Saved data entries.
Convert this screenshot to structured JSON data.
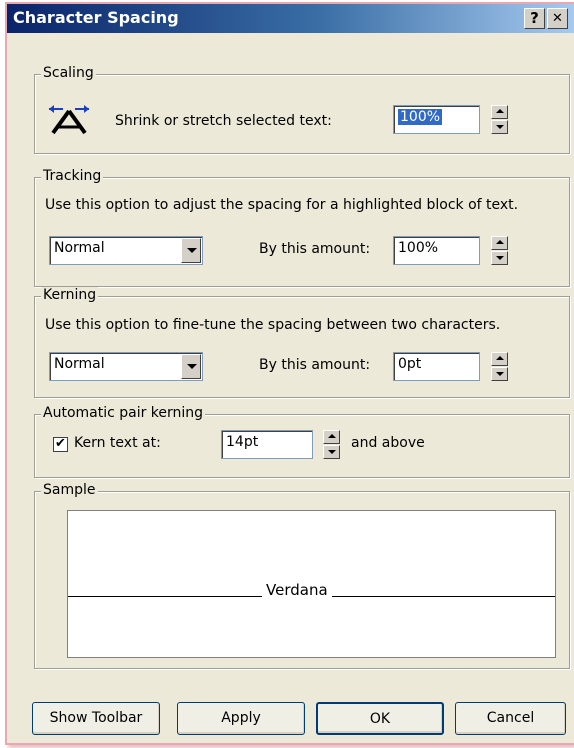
{
  "window": {
    "title": "Character Spacing",
    "help_glyph": "?",
    "close_glyph": "✕"
  },
  "scaling": {
    "legend": "Scaling",
    "label": "Shrink or stretch selected text:",
    "value": "100%"
  },
  "tracking": {
    "legend": "Tracking",
    "description": "Use this option to adjust the spacing for a highlighted block of text.",
    "mode": "Normal",
    "amount_label": "By this amount:",
    "amount": "100%"
  },
  "kerning": {
    "legend": "Kerning",
    "description": "Use this option to fine-tune the spacing between two characters.",
    "mode": "Normal",
    "amount_label": "By this amount:",
    "amount": "0pt"
  },
  "auto_kerning": {
    "legend": "Automatic pair kerning",
    "checkbox_label": "Kern text at:",
    "checked": true,
    "check_glyph": "✔",
    "value": "14pt",
    "suffix": "and above"
  },
  "sample": {
    "legend": "Sample",
    "text": "Verdana"
  },
  "buttons": {
    "show_toolbar": "Show Toolbar",
    "apply": "Apply",
    "ok": "OK",
    "cancel": "Cancel"
  },
  "colors": {
    "titlebar_start": "#0a246a",
    "titlebar_end": "#a6caf0",
    "dialog_bg": "#ece9d8",
    "selection": "#316ac5"
  }
}
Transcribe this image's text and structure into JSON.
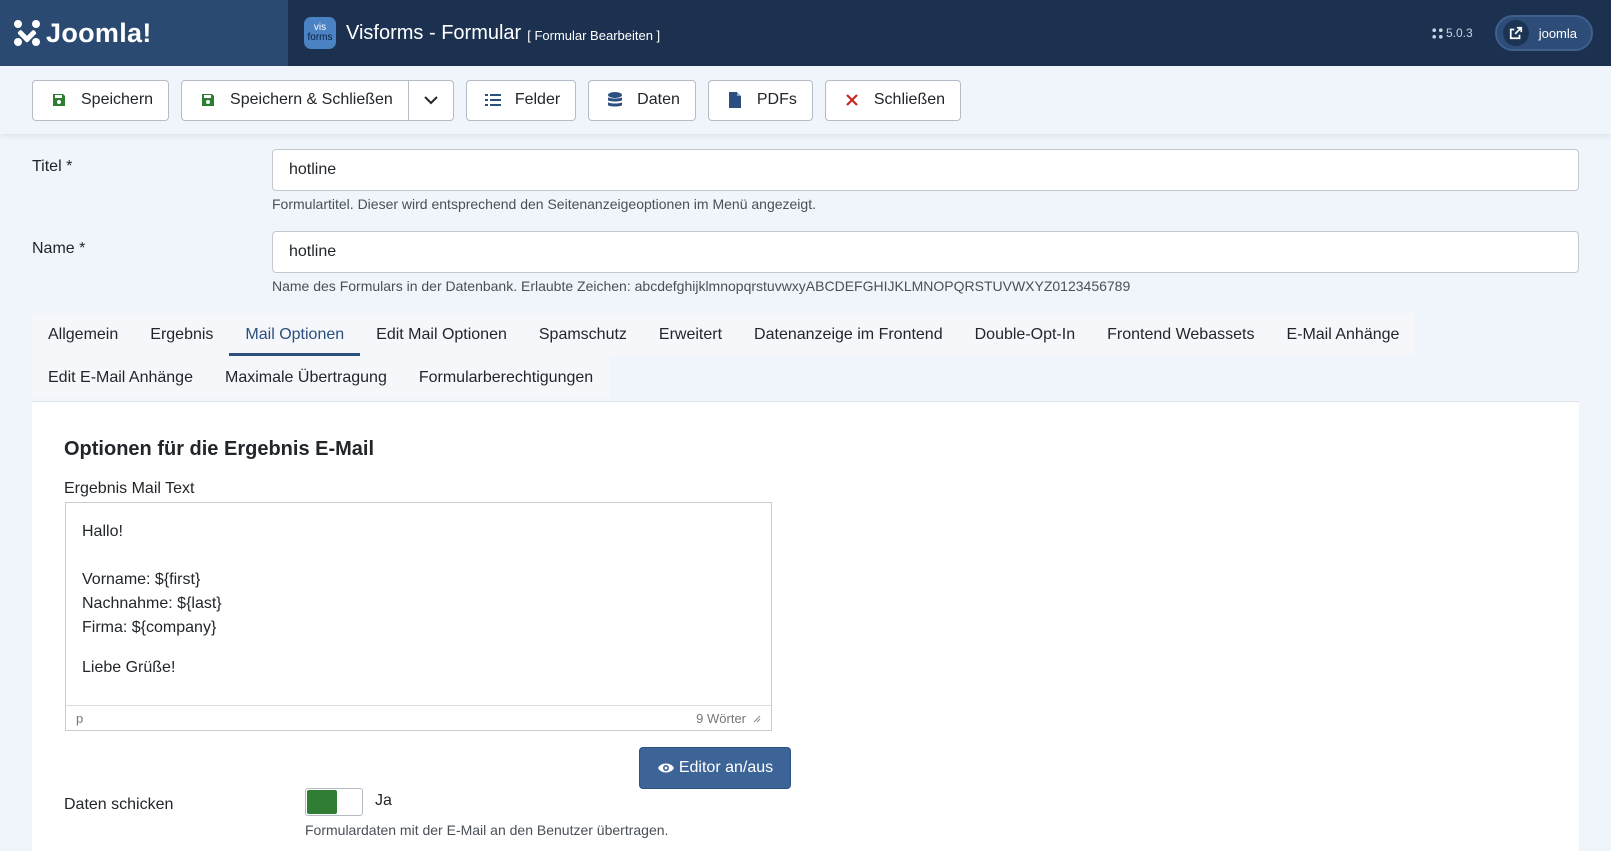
{
  "header": {
    "logo_text": "Joomla!",
    "app_icon_top": "vis",
    "app_icon_bottom": "forms",
    "title": "Visforms - Formular",
    "subtitle": "[ Formular Bearbeiten ]",
    "version": "5.0.3",
    "user_label": "joomla"
  },
  "toolbar": {
    "save": "Speichern",
    "save_close": "Speichern & Schließen",
    "fields": "Felder",
    "data": "Daten",
    "pdfs": "PDFs",
    "close": "Schließen"
  },
  "form": {
    "title_label": "Titel *",
    "title_value": "hotline",
    "title_help": "Formulartitel. Dieser wird entsprechend den Seitenanzeigeoptionen im Menü angezeigt.",
    "name_label": "Name *",
    "name_value": "hotline",
    "name_help": "Name des Formulars in der Datenbank. Erlaubte Zeichen: abcdefghijklmnopqrstuvwxyABCDEFGHIJKLMNOPQRSTUVWXYZ0123456789"
  },
  "tabs_row1": [
    "Allgemein",
    "Ergebnis",
    "Mail Optionen",
    "Edit Mail Optionen",
    "Spamschutz",
    "Erweitert",
    "Datenanzeige im Frontend",
    "Double-Opt-In",
    "Frontend Webassets",
    "E-Mail Anhänge"
  ],
  "tabs_row2": [
    "Edit E-Mail Anhänge",
    "Maximale Übertragung",
    "Formularberechtigungen"
  ],
  "active_tab": "Mail Optionen",
  "panel": {
    "heading": "Optionen für die Ergebnis E-Mail",
    "editor_label": "Ergebnis Mail Text",
    "editor_lines": {
      "l1": "Hallo!",
      "l2": "Vorname: ${first}",
      "l3": "Nachnahme: ${last}",
      "l4": "Firma: ${company}",
      "l5": "Liebe Grüße!"
    },
    "editor_path": "p",
    "word_count": "9 Wörter",
    "toggle_editor": "Editor an/aus",
    "send_data_label": "Daten schicken",
    "send_data_value": "Ja",
    "send_data_help": "Formulardaten mit der E-Mail an den Benutzer übertragen."
  },
  "colors": {
    "header_bg": "#1c3150",
    "accent": "#2a4f80",
    "toggle_on": "#2f7d32",
    "close_icon": "#c52827",
    "save_icon": "#2f7d32"
  }
}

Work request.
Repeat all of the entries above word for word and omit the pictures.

Completed exercise.
Convert this screenshot to structured JSON data.
{
  "window": {
    "title": "Character Spacing",
    "help_glyph": "?",
    "close_glyph": "✕"
  },
  "scaling": {
    "legend": "Scaling",
    "label": "Shrink or stretch selected text:",
    "value": "100%"
  },
  "tracking": {
    "legend": "Tracking",
    "description": "Use this option to adjust the spacing for a highlighted block of text.",
    "mode": "Normal",
    "amount_label": "By this amount:",
    "amount": "100%"
  },
  "kerning": {
    "legend": "Kerning",
    "description": "Use this option to fine-tune the spacing between two characters.",
    "mode": "Normal",
    "amount_label": "By this amount:",
    "amount": "0pt"
  },
  "auto_kerning": {
    "legend": "Automatic pair kerning",
    "checkbox_label": "Kern text at:",
    "checked": true,
    "check_glyph": "✔",
    "value": "14pt",
    "suffix": "and above"
  },
  "sample": {
    "legend": "Sample",
    "text": "Verdana"
  },
  "buttons": {
    "show_toolbar": "Show Toolbar",
    "apply": "Apply",
    "ok": "OK",
    "cancel": "Cancel"
  },
  "colors": {
    "titlebar_start": "#0a246a",
    "titlebar_end": "#a6caf0",
    "dialog_bg": "#ece9d8",
    "selection": "#316ac5"
  }
}
Transcribe this image's text and structure into JSON.
{
  "header": {
    "logo_text": "Joomla!",
    "app_icon_top": "vis",
    "app_icon_bottom": "forms",
    "title": "Visforms - Formular",
    "subtitle": "[ Formular Bearbeiten ]",
    "version": "5.0.3",
    "user_label": "joomla"
  },
  "toolbar": {
    "save": "Speichern",
    "save_close": "Speichern & Schließen",
    "fields": "Felder",
    "data": "Daten",
    "pdfs": "PDFs",
    "close": "Schließen"
  },
  "form": {
    "title_label": "Titel *",
    "title_value": "hotline",
    "title_help": "Formulartitel. Dieser wird entsprechend den Seitenanzeigeoptionen im Menü angezeigt.",
    "name_label": "Name *",
    "name_value": "hotline",
    "name_help": "Name des Formulars in der Datenbank. Erlaubte Zeichen: abcdefghijklmnopqrstuvwxyABCDEFGHIJKLMNOPQRSTUVWXYZ0123456789"
  },
  "tabs_row1": [
    "Allgemein",
    "Ergebnis",
    "Mail Optionen",
    "Edit Mail Optionen",
    "Spamschutz",
    "Erweitert",
    "Datenanzeige im Frontend",
    "Double-Opt-In",
    "Frontend Webassets",
    "E-Mail Anhänge"
  ],
  "tabs_row2": [
    "Edit E-Mail Anhänge",
    "Maximale Übertragung",
    "Formularberechtigungen"
  ],
  "active_tab": "Mail Optionen",
  "panel": {
    "heading": "Optionen für die Ergebnis E-Mail",
    "editor_label": "Ergebnis Mail Text",
    "editor_lines": {
      "l1": "Hallo!",
      "l2": "Vorname: ${first}",
      "l3": "Nachnahme: ${last}",
      "l4": "Firma: ${company}",
      "l5": "Liebe Grüße!"
    },
    "editor_path": "p",
    "word_count": "9 Wörter",
    "toggle_editor": "Editor an/aus",
    "send_data_label": "Daten schicken",
    "send_data_value": "Ja",
    "send_data_help": "Formulardaten mit der E-Mail an den Benutzer übertragen."
  },
  "colors": {
    "header_bg": "#1c3150",
    "accent": "#2a4f80",
    "toggle_on": "#2f7d32",
    "close_icon": "#c52827",
    "save_icon": "#2f7d32"
  }
}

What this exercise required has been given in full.